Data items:
=-=-=

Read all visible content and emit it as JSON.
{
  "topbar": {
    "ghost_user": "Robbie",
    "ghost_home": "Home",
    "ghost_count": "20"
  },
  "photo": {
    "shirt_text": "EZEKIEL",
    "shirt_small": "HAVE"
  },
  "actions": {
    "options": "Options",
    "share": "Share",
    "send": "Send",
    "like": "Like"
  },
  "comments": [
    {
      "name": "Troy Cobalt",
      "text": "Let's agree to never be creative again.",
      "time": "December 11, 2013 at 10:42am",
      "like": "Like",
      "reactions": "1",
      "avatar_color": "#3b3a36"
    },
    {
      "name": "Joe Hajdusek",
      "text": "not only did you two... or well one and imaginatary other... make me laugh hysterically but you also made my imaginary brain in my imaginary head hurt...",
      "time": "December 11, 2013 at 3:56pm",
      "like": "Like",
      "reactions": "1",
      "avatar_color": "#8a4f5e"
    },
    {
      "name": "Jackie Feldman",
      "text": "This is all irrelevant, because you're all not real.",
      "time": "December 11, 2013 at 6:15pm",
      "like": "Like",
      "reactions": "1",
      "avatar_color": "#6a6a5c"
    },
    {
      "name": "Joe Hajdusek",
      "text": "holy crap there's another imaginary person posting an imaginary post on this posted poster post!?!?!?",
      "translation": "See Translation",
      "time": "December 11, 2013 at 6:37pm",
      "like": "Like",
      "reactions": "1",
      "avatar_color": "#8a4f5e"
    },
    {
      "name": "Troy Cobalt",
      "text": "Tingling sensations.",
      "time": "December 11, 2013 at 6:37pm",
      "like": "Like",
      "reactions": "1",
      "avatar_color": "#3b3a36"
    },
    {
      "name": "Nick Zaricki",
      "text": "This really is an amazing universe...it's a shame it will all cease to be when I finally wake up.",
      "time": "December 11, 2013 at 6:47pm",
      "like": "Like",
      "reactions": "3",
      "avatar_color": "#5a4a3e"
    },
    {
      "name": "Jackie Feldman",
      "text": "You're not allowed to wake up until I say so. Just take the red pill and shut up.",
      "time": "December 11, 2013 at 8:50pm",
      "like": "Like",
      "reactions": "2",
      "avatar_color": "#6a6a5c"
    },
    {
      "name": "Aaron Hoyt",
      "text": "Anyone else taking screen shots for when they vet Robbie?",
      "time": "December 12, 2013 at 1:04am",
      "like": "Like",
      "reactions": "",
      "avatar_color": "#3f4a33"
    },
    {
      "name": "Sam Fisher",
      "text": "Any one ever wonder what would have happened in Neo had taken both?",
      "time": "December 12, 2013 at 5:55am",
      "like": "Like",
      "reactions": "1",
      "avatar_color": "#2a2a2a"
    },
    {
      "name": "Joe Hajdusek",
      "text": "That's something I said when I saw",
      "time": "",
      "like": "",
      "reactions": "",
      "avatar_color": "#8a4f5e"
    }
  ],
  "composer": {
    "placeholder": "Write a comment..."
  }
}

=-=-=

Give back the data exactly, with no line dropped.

Read all visible content and emit it as JSON.
{
  "topbar": {
    "ghost_user": "Robbie",
    "ghost_home": "Home",
    "ghost_count": "20"
  },
  "photo": {
    "shirt_text": "EZEKIEL",
    "shirt_small": "HAVE"
  },
  "actions": {
    "options": "Options",
    "share": "Share",
    "send": "Send",
    "like": "Like"
  },
  "comments": [
    {
      "name": "Troy Cobalt",
      "text": "Let's agree to never be creative again.",
      "time": "December 11, 2013 at 10:42am",
      "like": "Like",
      "reactions": "1",
      "avatar_color": "#3b3a36"
    },
    {
      "name": "Joe Hajdusek",
      "text": "not only did you two... or well one and imaginatary other... make me laugh hysterically but you also made my imaginary brain in my imaginary head hurt...",
      "time": "December 11, 2013 at 3:56pm",
      "like": "Like",
      "reactions": "1",
      "avatar_color": "#8a4f5e"
    },
    {
      "name": "Jackie Feldman",
      "text": "This is all irrelevant, because you're all not real.",
      "time": "December 11, 2013 at 6:15pm",
      "like": "Like",
      "reactions": "1",
      "avatar_color": "#6a6a5c"
    },
    {
      "name": "Joe Hajdusek",
      "text": "holy crap there's another imaginary person posting an imaginary post on this posted poster post!?!?!?",
      "translation": "See Translation",
      "time": "December 11, 2013 at 6:37pm",
      "like": "Like",
      "reactions": "1",
      "avatar_color": "#8a4f5e"
    },
    {
      "name": "Troy Cobalt",
      "text": "Tingling sensations.",
      "time": "December 11, 2013 at 6:37pm",
      "like": "Like",
      "reactions": "1",
      "avatar_color": "#3b3a36"
    },
    {
      "name": "Nick Zaricki",
      "text": "This really is an amazing universe...it's a shame it will all cease to be when I finally wake up.",
      "time": "December 11, 2013 at 6:47pm",
      "like": "Like",
      "reactions": "3",
      "avatar_color": "#5a4a3e"
    },
    {
      "name": "Jackie Feldman",
      "text": "You're not allowed to wake up until I say so. Just take the red pill and shut up.",
      "time": "December 11, 2013 at 8:50pm",
      "like": "Like",
      "reactions": "2",
      "avatar_color": "#6a6a5c"
    },
    {
      "name": "Aaron Hoyt",
      "text": "Anyone else taking screen shots for when they vet Robbie?",
      "time": "December 12, 2013 at 1:04am",
      "like": "Like",
      "reactions": "",
      "avatar_color": "#3f4a33"
    },
    {
      "name": "Sam Fisher",
      "text": "Any one ever wonder what would have happened in Neo had taken both?",
      "time": "December 12, 2013 at 5:55am",
      "like": "Like",
      "reactions": "1",
      "avatar_color": "#2a2a2a"
    },
    {
      "name": "Joe Hajdusek",
      "text": "That's something I said when I saw",
      "time": "",
      "like": "",
      "reactions": "",
      "avatar_color": "#8a4f5e"
    }
  ],
  "composer": {
    "placeholder": "Write a comment..."
  }
}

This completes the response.